_Problem to work on_
Pick each line containing "Enti" out of the records.

(Component data from apps and pages)
= = =

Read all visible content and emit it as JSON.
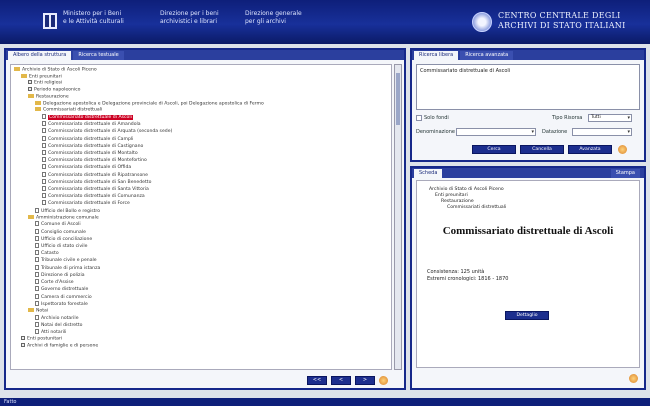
{
  "header": {
    "nav1": [
      "Ministero per i Beni",
      "e le Attività culturali"
    ],
    "nav2": [
      "Direzione per i beni",
      "archivistici e librari"
    ],
    "nav3": [
      "Direzione generale",
      "per gli archivi"
    ],
    "brand": [
      "CENTRO CENTRALE DEGLI",
      "ARCHIVI DI STATO ITALIANI"
    ]
  },
  "left_panel": {
    "tabs": [
      "Albero della struttura",
      "Ricerca testuale"
    ],
    "tree": [
      {
        "indent": 0,
        "kind": "fd",
        "text": "Archivio di Stato di Ascoli Piceno"
      },
      {
        "indent": 1,
        "kind": "fd",
        "text": "Enti preunitari"
      },
      {
        "indent": 2,
        "kind": "ic",
        "text": "Enti religiosi"
      },
      {
        "indent": 2,
        "kind": "ic",
        "text": "Periodo napoleonico"
      },
      {
        "indent": 2,
        "kind": "fd",
        "text": "Restaurazione"
      },
      {
        "indent": 3,
        "kind": "fd",
        "text": "Delegazione apostolica e Delegazione provinciale di Ascoli, poi Delegazione apostolica di Fermo"
      },
      {
        "indent": 3,
        "kind": "fd",
        "text": "Commissariati distrettuali"
      },
      {
        "indent": 4,
        "kind": "dc",
        "text": "Commissariato distrettuale di Ascoli",
        "selected": true
      },
      {
        "indent": 4,
        "kind": "dc",
        "text": "Commissariato distrettuale di Amandola"
      },
      {
        "indent": 4,
        "kind": "dc",
        "text": "Commissariato distrettuale di Arquata (seconda sede)"
      },
      {
        "indent": 4,
        "kind": "dc",
        "text": "Commissariato distrettuale di Campli"
      },
      {
        "indent": 4,
        "kind": "dc",
        "text": "Commissariato distrettuale di Castignano"
      },
      {
        "indent": 4,
        "kind": "dc",
        "text": "Commissariato distrettuale di Montalto"
      },
      {
        "indent": 4,
        "kind": "dc",
        "text": "Commissariato distrettuale di Montefortino"
      },
      {
        "indent": 4,
        "kind": "dc",
        "text": "Commissariato distrettuale di Offida"
      },
      {
        "indent": 4,
        "kind": "dc",
        "text": "Commissariato distrettuale di Ripatransone"
      },
      {
        "indent": 4,
        "kind": "dc",
        "text": "Commissariato distrettuale di San Benedetto"
      },
      {
        "indent": 4,
        "kind": "dc",
        "text": "Commissariato distrettuale di Santa Vittoria"
      },
      {
        "indent": 4,
        "kind": "dc",
        "text": "Commissariato distrettuale di Comunanza"
      },
      {
        "indent": 4,
        "kind": "dc",
        "text": "Commissariato distrettuale di Force"
      },
      {
        "indent": 3,
        "kind": "dc",
        "text": "Ufficio del Bollo e registro"
      },
      {
        "indent": 2,
        "kind": "fd",
        "text": "Amministrazione comunale"
      },
      {
        "indent": 3,
        "kind": "dc",
        "text": "Comune di Ascoli"
      },
      {
        "indent": 3,
        "kind": "dc",
        "text": "Consiglio comunale"
      },
      {
        "indent": 3,
        "kind": "dc",
        "text": "Ufficio di conciliazione"
      },
      {
        "indent": 3,
        "kind": "dc",
        "text": "Ufficio di stato civile"
      },
      {
        "indent": 3,
        "kind": "dc",
        "text": "Catasto"
      },
      {
        "indent": 3,
        "kind": "dc",
        "text": "Tribunale civile e penale"
      },
      {
        "indent": 3,
        "kind": "dc",
        "text": "Tribunale di prima istanza"
      },
      {
        "indent": 3,
        "kind": "dc",
        "text": "Direzione di polizia"
      },
      {
        "indent": 3,
        "kind": "dc",
        "text": "Corte d'Assise"
      },
      {
        "indent": 3,
        "kind": "dc",
        "text": "Governo distrettuale"
      },
      {
        "indent": 3,
        "kind": "dc",
        "text": "Camera di commercio"
      },
      {
        "indent": 3,
        "kind": "dc",
        "text": "Ispettorato forestale"
      },
      {
        "indent": 2,
        "kind": "fd",
        "text": "Notai"
      },
      {
        "indent": 3,
        "kind": "dc",
        "text": "Archivio notarile"
      },
      {
        "indent": 3,
        "kind": "dc",
        "text": "Notai del distretto"
      },
      {
        "indent": 3,
        "kind": "dc",
        "text": "Atti notarili"
      },
      {
        "indent": 1,
        "kind": "ic",
        "text": "Enti postunitari"
      },
      {
        "indent": 1,
        "kind": "ic",
        "text": "Archivi di famiglie e di persone"
      }
    ],
    "buttons": [
      "<<",
      "<",
      ">"
    ]
  },
  "right_top": {
    "tabs": [
      "Ricerca libera",
      "Ricerca avanzata"
    ],
    "query": "Commissariato distrettuale di Ascoli",
    "checkbox_label": "Solo fondi",
    "filter1_label": "Tipo Risorsa",
    "filter1_value": "Tutti",
    "filter2_label": "Denominazione",
    "filter2_value": "",
    "filter3_label": "Datazione",
    "filter3_value": "",
    "buttons": [
      "Cerca",
      "Cancella",
      "Avanzata"
    ]
  },
  "right_bottom": {
    "tabs": [
      "Scheda",
      "Stampa"
    ],
    "breadcrumb": [
      "Archivio di Stato di Ascoli Piceno",
      "Enti preunitari",
      "Restaurazione",
      "Commissariati distrettuali"
    ],
    "title": "Commissariato distrettuale di Ascoli",
    "meta1": "Consistenza: 125 unità",
    "meta2": "Estremi cronologici: 1816 - 1870",
    "button": "Dettaglio"
  },
  "status": "Fatto"
}
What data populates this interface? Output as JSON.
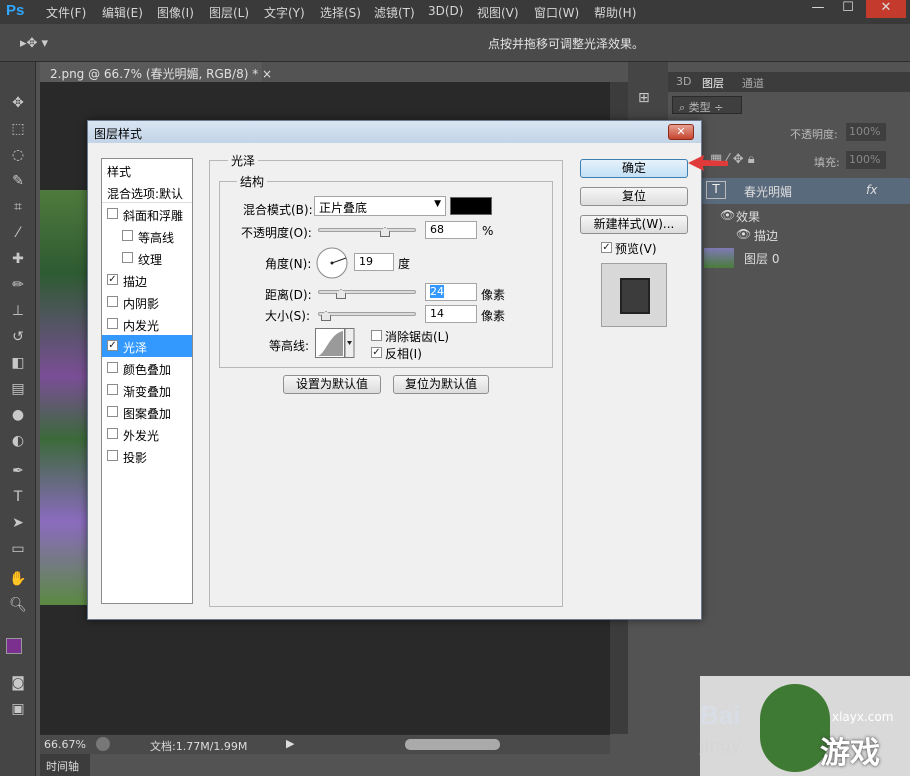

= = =

_Answer section_
        "text": "Enti preunitari"
        "text": "Enti religiosi"
        "text": "Enti postunitari"
      "Enti preunitari",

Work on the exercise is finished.